Other. All other children treated for TB.

Definition of treatment outcomes:

Smear-negative (cured). Smear-positive patients who where smear-negative at last month of treatment and on one other occasion.
Smear not done (treatment completed). Treatment completed but neither 'smear-positive' nor 'smear-negative' criteria are met.
Smear-positive (failure). Any new smear-positive patient who remains or becomes again positive at 5 months or later during treatment.
Died. For any reason during treatment.
Defaulted. Failed to collect medication for more than 2 consecutive months after last attendance during treatment.
Transferred. To another unit, treatment results are unknown.

To monitor the situation and determine trends three age categories are used:
  • children up to 2 years of age (up to 24 months)
  • those between 2 and 5 (up to 59 months)
  • children between 6 and 14
TB in children under 5 years of age is a sensitive indicator of TB in the community.

Protecting children from TB in the community
Three strategies have been established:
  1. early detection and treatment of infectious adult cases
  2. preventive treatment for children under 5 years of age who are in contact with cases of smear-positive PTB
  3. universal BCG vaccination

Preventive treatment
All children under 5 who have recently been exposed to a smear-positive patient or those who are known to be infected must receive preventive treatment (reduces mortality and prevents disseminated disease).
  • First ensure that the child does not have active TB
  • Then administer INH (5mg/kg) daily for 6 months

Previous BCG vaccination is irrelevant.

Babies born to mothers with newly diagnosed TB are in great risk of developing severe disease:
  • If the baby is symptomatic, it is possible that the baby has active disease.
  • If asymptomatic, the baby should receive INH 5 mg/kg/day for 6 months.

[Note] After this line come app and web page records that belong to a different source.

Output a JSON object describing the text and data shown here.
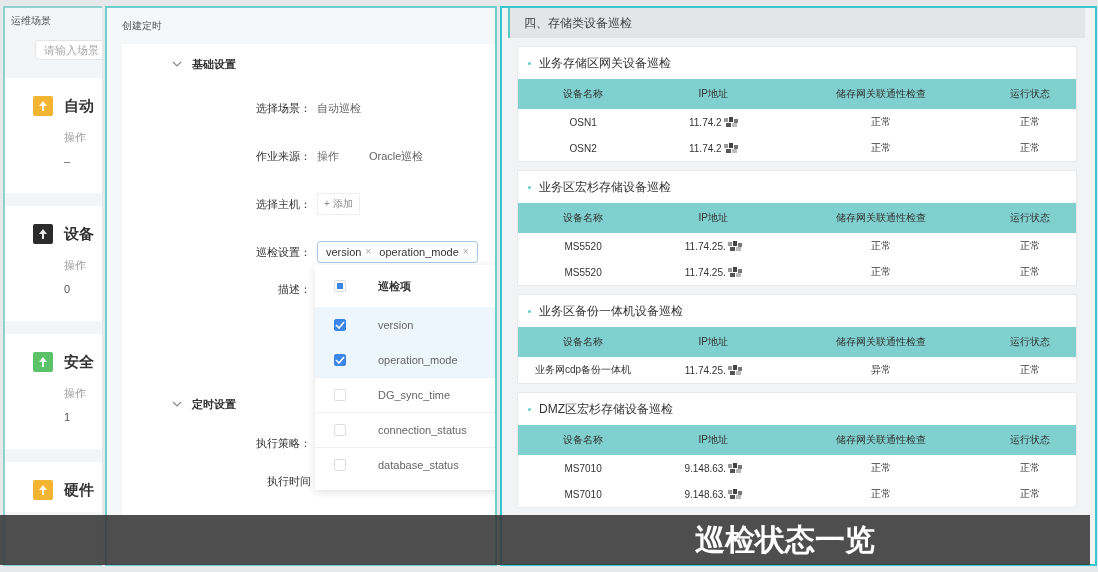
{
  "scenes_panel": {
    "title": "运维场景",
    "search": {
      "placeholder": "请输入场景"
    },
    "cards": [
      {
        "title": "自动",
        "color": "#f2b531",
        "label": "操作",
        "value": "–"
      },
      {
        "title": "设备",
        "color": "#2b2b2b",
        "label": "操作",
        "value": "0"
      },
      {
        "title": "安全",
        "color": "#5cc26a",
        "label": "操作",
        "value": "1"
      },
      {
        "title": "硬件",
        "color": "#f2b531"
      }
    ]
  },
  "form_panel": {
    "title": "创建定时",
    "sections": [
      {
        "title": "基础设置",
        "expanded": true,
        "fields": [
          {
            "kind": "text",
            "label": "选择场景：",
            "values": [
              "自动巡检"
            ]
          },
          {
            "kind": "text",
            "label": "作业来源：",
            "values": [
              "操作",
              "Oracle巡检"
            ]
          },
          {
            "kind": "add",
            "label": "选择主机：",
            "button": "+ 添加"
          },
          {
            "kind": "tags",
            "label": "巡检设置：",
            "tags": [
              {
                "text": "version",
                "close": "×"
              },
              {
                "text": "operation_mode",
                "close": "×"
              }
            ]
          },
          {
            "kind": "empty",
            "label": "描述："
          }
        ]
      },
      {
        "title": "定时设置",
        "expanded": true,
        "fields": [
          {
            "kind": "empty",
            "label": "执行策略："
          },
          {
            "kind": "empty",
            "label": "执行时间"
          }
        ]
      }
    ],
    "dropdown": {
      "header": "巡检项",
      "indeterminate": true,
      "items": [
        {
          "label": "version",
          "checked": true
        },
        {
          "label": "operation_mode",
          "checked": true
        },
        {
          "label": "DG_sync_time",
          "checked": false
        },
        {
          "label": "connection_status",
          "checked": false
        },
        {
          "label": "database_status",
          "checked": false
        }
      ]
    }
  },
  "report_panel": {
    "title": "四、存储类设备巡检",
    "cards": [
      {
        "title": "业务存储区网关设备巡检",
        "columns": [
          "设备名称",
          "IP地址",
          "储存网关联通性检查",
          "运行状态"
        ],
        "rows": [
          [
            "OSN1",
            "11.74.2",
            "正常",
            "正常"
          ],
          [
            "OSN2",
            "11.74.2",
            "正常",
            "正常"
          ]
        ]
      },
      {
        "title": "业务区宏杉存储设备巡检",
        "columns": [
          "设备名称",
          "IP地址",
          "储存网关联通性检查",
          "运行状态"
        ],
        "rows": [
          [
            "MS5520",
            "11.74.25.",
            "正常",
            "正常"
          ],
          [
            "MS5520",
            "11.74.25.",
            "正常",
            "正常"
          ]
        ]
      },
      {
        "title": "业务区备份一体机设备巡检",
        "columns": [
          "设备名称",
          "IP地址",
          "储存网关联通性检查",
          "运行状态"
        ],
        "rows": [
          [
            "业务网cdp备份一体机",
            "11.74.25.",
            "异常",
            "正常"
          ]
        ]
      },
      {
        "title": "DMZ区宏杉存储设备巡检",
        "columns": [
          "设备名称",
          "IP地址",
          "储存网关联通性检查",
          "运行状态"
        ],
        "rows": [
          [
            "MS7010",
            "9.148.63.",
            "正常",
            "正常"
          ],
          [
            "MS7010",
            "9.148.63.",
            "正常",
            "正常"
          ]
        ]
      }
    ]
  },
  "caption": {
    "text": "巡检状态一览"
  }
}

BCG vaccination should be postponed and administered after preventive treatment completion.
  • If tuberculin skin testing is available, the baby can be tested after 3 months of INH treatment and, if non-reactive and the mother has become smear-negative, the treatment can be stopped and the child given BCG vaccination.
Breast milk concentration of anti-TB drugs are very low. A newly diagnosed mother should continue breastfeeding after the baby has been evaluated for TB and preventive treatment has started..

BCG provides children with a certain degree of protection against serious TB. It is uaually given soon after birth. There is no value in revaccination. Asymptomatic HIV-infected children should receive BCG.

Images from Greece...